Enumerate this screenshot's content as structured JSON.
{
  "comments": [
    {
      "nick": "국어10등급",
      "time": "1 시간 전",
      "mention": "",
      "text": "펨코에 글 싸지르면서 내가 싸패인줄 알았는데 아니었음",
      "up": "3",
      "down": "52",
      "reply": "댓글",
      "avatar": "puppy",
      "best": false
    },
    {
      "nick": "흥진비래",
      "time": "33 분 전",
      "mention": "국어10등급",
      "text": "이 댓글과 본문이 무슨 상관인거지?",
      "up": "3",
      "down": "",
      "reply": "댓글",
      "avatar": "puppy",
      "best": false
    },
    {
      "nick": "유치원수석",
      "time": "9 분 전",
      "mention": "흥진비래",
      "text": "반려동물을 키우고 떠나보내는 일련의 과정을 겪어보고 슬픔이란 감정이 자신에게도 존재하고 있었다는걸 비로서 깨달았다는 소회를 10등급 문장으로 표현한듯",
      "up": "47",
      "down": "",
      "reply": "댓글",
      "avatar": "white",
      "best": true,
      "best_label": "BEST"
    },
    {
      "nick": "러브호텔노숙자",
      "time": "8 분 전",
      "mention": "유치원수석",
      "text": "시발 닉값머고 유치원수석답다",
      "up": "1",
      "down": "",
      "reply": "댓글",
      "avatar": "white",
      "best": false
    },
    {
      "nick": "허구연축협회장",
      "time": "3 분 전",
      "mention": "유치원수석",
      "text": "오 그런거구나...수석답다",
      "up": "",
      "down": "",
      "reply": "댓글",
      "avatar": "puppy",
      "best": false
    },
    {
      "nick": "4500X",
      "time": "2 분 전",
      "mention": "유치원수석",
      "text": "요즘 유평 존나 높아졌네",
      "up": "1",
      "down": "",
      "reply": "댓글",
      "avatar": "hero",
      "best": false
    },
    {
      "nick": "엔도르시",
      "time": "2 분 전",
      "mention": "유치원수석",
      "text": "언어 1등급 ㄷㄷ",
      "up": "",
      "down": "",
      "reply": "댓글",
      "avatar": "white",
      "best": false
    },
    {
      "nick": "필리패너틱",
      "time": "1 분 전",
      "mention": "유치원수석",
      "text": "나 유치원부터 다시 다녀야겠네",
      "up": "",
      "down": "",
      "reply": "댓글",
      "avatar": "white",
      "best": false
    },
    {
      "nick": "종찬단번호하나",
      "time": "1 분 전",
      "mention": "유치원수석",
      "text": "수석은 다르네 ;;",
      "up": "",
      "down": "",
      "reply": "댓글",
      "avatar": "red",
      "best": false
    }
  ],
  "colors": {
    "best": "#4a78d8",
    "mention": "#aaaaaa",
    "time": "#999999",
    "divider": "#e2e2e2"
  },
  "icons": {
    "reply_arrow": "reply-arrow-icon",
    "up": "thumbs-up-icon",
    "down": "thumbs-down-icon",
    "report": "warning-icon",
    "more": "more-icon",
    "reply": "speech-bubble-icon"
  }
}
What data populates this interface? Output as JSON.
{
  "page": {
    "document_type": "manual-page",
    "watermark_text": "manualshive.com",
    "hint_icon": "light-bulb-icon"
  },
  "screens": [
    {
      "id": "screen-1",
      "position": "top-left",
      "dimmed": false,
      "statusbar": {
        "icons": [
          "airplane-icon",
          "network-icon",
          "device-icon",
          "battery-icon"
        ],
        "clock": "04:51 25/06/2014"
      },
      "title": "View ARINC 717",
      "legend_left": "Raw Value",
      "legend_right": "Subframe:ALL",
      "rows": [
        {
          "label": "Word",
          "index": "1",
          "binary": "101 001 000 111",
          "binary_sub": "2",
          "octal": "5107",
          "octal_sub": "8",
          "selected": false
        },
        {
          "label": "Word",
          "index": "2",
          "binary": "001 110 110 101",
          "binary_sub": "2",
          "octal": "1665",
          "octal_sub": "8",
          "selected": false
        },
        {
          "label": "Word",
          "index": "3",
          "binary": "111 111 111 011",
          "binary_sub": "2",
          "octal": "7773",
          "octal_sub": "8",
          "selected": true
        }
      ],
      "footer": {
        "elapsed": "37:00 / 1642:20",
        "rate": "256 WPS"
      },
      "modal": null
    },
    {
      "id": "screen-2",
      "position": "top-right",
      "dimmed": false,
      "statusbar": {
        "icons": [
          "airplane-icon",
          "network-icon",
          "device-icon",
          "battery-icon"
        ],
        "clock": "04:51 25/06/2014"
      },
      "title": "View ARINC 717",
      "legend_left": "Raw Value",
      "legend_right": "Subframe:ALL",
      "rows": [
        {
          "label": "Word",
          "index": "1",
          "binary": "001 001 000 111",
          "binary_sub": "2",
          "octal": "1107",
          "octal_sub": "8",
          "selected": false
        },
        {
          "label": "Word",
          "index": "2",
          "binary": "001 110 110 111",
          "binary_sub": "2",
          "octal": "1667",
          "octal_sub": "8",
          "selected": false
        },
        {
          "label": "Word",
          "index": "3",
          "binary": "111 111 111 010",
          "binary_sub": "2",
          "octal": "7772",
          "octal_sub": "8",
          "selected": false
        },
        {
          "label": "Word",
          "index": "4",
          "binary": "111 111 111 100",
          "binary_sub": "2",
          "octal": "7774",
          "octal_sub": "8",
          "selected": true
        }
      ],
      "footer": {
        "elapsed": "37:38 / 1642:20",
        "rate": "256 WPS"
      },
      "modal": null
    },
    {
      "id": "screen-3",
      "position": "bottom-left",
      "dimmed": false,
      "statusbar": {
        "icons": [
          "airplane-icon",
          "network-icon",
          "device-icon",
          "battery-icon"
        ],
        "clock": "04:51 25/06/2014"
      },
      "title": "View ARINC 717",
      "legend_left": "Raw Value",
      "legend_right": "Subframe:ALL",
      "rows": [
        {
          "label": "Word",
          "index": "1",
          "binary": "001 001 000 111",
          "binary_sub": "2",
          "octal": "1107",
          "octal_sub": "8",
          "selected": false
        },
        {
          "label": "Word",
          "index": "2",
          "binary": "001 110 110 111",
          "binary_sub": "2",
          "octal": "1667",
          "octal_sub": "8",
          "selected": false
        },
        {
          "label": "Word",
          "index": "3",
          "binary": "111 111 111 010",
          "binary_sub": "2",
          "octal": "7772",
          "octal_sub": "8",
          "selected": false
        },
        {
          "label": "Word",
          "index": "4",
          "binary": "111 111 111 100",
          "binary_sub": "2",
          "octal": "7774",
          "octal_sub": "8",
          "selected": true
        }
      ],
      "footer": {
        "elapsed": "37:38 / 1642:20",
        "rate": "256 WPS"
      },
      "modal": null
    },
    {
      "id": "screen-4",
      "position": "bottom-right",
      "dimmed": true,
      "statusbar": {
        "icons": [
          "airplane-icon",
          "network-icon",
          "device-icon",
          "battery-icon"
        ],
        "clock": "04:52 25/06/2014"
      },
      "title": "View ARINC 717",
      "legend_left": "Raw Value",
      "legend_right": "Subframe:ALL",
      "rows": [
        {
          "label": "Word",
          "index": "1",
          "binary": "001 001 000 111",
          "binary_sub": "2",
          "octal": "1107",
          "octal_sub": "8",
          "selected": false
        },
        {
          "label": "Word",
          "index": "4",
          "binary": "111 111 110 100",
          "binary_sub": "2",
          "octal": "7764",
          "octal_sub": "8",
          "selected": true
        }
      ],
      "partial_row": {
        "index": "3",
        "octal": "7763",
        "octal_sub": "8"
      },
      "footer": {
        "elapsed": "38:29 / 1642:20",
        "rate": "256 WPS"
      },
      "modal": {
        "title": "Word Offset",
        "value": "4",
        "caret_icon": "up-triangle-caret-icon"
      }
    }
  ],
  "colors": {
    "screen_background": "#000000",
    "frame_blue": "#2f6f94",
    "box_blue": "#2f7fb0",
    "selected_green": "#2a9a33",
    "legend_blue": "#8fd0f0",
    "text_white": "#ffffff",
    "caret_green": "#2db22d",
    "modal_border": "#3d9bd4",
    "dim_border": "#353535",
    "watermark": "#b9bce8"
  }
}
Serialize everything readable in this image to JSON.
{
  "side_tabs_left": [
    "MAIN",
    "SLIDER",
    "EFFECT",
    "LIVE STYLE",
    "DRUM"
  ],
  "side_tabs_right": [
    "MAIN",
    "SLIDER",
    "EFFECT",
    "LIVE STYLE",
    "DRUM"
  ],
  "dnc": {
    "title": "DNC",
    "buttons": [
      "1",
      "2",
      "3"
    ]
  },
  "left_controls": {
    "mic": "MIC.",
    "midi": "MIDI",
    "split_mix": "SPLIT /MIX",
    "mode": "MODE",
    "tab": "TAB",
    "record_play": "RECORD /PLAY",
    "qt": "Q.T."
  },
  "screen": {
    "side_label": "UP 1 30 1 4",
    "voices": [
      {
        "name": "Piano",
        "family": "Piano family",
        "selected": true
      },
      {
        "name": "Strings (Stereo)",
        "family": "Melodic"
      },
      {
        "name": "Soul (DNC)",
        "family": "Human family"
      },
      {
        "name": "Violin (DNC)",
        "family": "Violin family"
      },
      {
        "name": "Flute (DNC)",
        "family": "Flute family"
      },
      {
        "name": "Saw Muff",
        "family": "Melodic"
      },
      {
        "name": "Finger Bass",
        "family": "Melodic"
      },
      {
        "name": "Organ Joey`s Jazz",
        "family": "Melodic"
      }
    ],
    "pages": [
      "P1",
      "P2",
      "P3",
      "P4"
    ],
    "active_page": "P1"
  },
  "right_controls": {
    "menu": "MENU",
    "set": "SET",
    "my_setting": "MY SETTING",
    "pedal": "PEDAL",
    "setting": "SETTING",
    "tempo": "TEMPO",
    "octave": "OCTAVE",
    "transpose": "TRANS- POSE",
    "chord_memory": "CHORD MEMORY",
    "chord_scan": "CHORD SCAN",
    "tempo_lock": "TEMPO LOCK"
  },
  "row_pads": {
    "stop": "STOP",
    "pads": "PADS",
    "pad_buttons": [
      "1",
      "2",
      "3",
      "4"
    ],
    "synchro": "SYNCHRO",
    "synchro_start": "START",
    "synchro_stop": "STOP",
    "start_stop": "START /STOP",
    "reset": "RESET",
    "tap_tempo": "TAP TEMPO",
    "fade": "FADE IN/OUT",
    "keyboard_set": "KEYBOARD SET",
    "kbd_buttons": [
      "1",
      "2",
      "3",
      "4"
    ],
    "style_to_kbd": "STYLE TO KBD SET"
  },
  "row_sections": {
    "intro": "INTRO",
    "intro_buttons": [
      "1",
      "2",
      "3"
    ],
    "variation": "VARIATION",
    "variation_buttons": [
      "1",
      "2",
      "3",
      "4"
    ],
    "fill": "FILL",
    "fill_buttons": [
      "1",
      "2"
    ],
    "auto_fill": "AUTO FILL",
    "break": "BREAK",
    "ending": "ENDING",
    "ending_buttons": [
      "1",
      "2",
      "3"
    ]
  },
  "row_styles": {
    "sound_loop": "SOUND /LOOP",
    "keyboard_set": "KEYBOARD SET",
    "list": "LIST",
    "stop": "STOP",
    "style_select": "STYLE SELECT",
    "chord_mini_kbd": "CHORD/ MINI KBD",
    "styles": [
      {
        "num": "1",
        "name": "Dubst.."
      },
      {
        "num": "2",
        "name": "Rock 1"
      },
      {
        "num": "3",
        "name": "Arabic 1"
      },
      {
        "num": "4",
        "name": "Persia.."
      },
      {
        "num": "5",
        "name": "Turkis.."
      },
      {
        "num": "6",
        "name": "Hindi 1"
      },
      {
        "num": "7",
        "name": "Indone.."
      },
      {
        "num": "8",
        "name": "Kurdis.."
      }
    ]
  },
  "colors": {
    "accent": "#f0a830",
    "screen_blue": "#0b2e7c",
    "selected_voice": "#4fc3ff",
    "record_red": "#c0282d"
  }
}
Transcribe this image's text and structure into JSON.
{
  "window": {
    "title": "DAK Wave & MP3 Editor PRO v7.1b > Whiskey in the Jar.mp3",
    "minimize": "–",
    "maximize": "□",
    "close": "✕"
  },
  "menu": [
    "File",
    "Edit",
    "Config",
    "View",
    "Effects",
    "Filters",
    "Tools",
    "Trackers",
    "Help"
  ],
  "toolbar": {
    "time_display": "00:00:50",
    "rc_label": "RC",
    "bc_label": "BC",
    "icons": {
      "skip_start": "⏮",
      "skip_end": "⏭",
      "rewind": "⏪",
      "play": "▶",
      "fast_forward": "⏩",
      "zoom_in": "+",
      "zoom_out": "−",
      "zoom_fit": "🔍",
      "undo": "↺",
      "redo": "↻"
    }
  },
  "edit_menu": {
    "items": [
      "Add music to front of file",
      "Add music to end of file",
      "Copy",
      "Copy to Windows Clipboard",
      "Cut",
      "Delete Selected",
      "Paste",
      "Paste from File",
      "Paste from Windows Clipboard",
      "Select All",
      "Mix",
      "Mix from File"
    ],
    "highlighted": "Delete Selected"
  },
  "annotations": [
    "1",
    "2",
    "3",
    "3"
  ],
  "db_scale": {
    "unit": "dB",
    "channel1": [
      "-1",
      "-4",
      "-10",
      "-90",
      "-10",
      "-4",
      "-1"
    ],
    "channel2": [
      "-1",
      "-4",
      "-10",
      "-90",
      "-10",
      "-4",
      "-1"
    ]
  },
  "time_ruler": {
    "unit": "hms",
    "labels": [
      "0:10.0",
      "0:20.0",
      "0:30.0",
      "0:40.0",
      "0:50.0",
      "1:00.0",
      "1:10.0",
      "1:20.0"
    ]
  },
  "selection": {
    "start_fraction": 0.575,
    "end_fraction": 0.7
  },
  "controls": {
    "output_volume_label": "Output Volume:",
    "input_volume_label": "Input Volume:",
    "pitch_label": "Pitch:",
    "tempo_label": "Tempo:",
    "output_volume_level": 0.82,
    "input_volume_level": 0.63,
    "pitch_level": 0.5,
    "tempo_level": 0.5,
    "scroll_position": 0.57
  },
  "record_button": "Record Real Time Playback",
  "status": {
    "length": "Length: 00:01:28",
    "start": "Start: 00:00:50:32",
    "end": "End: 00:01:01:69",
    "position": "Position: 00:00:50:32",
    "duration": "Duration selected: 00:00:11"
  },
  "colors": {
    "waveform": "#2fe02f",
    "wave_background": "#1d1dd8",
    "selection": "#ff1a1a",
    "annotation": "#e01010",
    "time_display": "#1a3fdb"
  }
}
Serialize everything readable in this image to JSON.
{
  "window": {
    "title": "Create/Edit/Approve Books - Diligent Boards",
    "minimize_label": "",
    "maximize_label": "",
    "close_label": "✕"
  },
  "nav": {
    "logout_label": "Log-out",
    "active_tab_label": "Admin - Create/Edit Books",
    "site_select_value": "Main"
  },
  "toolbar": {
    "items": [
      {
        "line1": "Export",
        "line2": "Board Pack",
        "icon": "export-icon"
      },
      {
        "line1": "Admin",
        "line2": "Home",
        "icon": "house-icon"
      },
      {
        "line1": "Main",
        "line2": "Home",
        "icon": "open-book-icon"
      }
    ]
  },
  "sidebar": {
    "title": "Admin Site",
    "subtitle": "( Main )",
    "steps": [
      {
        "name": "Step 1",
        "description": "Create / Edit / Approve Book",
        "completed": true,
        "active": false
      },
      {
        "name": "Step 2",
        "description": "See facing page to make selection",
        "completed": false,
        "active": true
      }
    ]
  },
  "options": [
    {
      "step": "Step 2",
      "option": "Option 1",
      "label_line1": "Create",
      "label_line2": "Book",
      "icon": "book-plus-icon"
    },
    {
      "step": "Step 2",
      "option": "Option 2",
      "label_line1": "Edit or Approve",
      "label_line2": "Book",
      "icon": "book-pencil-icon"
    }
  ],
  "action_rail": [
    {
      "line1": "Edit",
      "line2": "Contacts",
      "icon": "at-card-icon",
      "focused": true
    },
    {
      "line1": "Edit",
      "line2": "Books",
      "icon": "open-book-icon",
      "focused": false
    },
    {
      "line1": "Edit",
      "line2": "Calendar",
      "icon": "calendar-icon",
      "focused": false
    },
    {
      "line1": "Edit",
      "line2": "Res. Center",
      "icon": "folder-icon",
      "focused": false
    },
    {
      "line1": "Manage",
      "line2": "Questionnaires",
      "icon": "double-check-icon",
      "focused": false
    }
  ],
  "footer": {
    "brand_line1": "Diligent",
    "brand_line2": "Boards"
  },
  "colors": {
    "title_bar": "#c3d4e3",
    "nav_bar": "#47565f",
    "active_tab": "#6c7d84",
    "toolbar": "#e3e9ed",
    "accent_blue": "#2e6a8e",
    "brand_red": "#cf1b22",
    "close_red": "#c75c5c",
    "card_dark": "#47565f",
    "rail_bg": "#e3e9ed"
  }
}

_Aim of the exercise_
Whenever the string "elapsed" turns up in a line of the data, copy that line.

_Reply to the task_
        "elapsed": "37:00 / 1642:20",
        "elapsed": "37:38 / 1642:20",
        "elapsed": "37:38 / 1642:20",
        "elapsed": "38:29 / 1642:20",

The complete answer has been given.